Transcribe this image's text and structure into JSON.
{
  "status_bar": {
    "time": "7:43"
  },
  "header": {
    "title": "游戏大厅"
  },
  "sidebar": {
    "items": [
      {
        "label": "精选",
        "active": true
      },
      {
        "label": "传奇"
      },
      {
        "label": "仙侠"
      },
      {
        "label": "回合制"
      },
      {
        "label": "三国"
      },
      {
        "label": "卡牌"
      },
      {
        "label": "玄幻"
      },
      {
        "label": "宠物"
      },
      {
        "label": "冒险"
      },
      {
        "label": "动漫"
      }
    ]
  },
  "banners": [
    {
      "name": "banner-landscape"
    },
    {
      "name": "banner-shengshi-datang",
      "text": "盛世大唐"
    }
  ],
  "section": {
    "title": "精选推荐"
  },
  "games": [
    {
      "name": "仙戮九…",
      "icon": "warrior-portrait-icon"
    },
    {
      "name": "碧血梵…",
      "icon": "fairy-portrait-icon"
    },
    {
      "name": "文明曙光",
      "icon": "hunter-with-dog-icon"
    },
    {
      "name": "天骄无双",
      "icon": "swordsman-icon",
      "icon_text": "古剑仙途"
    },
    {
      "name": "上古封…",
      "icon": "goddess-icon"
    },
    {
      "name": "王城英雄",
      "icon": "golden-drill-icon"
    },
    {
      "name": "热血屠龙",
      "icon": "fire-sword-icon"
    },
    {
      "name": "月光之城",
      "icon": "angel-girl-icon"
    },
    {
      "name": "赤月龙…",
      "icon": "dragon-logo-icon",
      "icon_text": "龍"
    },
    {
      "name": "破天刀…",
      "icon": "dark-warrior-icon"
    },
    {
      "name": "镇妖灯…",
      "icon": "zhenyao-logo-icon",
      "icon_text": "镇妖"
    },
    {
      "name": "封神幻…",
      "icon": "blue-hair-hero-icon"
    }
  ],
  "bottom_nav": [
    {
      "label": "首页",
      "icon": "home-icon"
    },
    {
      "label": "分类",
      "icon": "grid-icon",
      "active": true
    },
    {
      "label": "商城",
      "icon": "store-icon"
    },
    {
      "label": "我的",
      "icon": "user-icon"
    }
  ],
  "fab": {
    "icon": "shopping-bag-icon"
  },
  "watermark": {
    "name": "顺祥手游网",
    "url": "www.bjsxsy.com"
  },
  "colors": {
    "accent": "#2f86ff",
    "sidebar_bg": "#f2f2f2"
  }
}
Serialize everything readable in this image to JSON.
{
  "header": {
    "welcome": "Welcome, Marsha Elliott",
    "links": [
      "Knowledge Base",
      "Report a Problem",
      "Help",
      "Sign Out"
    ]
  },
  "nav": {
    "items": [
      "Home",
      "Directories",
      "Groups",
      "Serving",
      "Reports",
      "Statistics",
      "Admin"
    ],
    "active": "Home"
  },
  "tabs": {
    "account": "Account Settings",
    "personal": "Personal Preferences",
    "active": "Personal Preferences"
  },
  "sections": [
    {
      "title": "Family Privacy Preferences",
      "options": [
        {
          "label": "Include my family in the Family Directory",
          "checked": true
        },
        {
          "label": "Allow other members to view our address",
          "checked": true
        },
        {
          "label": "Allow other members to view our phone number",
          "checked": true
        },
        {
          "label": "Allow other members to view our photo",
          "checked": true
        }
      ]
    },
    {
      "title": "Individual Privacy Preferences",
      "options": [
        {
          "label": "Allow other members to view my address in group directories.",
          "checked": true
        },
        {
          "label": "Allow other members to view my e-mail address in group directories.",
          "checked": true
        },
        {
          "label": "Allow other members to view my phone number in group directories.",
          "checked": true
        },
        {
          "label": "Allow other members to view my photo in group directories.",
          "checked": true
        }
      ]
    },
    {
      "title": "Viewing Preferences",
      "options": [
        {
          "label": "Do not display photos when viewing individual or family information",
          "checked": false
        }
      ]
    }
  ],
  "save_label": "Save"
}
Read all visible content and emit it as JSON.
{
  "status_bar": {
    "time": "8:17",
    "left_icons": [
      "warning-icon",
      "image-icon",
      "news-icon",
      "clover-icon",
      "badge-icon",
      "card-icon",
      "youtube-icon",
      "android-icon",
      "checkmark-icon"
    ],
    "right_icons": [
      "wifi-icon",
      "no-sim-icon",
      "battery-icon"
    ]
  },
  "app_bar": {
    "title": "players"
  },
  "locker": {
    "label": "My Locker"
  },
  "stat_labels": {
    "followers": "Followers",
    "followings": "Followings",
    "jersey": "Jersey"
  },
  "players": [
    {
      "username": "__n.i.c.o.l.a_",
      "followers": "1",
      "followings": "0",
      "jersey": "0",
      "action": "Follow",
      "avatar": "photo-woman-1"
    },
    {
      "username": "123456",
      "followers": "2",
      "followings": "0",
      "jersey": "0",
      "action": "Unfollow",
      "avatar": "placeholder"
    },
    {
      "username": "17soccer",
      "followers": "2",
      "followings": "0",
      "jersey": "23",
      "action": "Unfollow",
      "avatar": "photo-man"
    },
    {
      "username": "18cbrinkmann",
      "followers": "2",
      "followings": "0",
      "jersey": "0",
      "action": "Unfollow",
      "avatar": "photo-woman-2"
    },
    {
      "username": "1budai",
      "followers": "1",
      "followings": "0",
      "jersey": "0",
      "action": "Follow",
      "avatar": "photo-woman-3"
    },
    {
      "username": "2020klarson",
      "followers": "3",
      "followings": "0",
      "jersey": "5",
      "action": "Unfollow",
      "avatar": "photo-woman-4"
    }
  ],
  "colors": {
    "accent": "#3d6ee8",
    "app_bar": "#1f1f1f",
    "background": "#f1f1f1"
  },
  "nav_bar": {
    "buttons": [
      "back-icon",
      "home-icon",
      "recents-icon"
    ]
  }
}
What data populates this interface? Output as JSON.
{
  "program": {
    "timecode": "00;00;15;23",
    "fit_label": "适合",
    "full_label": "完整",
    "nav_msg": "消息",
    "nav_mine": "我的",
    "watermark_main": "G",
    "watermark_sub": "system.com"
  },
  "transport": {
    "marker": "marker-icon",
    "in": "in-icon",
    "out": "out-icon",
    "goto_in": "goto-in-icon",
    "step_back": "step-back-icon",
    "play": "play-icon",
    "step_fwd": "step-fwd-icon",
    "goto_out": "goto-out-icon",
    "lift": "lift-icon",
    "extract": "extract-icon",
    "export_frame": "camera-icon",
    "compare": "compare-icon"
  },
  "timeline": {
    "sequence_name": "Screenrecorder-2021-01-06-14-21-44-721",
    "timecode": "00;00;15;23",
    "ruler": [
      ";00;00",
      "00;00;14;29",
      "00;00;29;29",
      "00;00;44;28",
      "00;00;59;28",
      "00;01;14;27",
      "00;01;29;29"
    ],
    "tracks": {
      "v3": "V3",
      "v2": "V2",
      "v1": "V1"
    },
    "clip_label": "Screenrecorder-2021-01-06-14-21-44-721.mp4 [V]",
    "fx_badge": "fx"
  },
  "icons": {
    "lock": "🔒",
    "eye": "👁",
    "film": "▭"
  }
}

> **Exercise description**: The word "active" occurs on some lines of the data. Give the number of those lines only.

> **Task response**: 4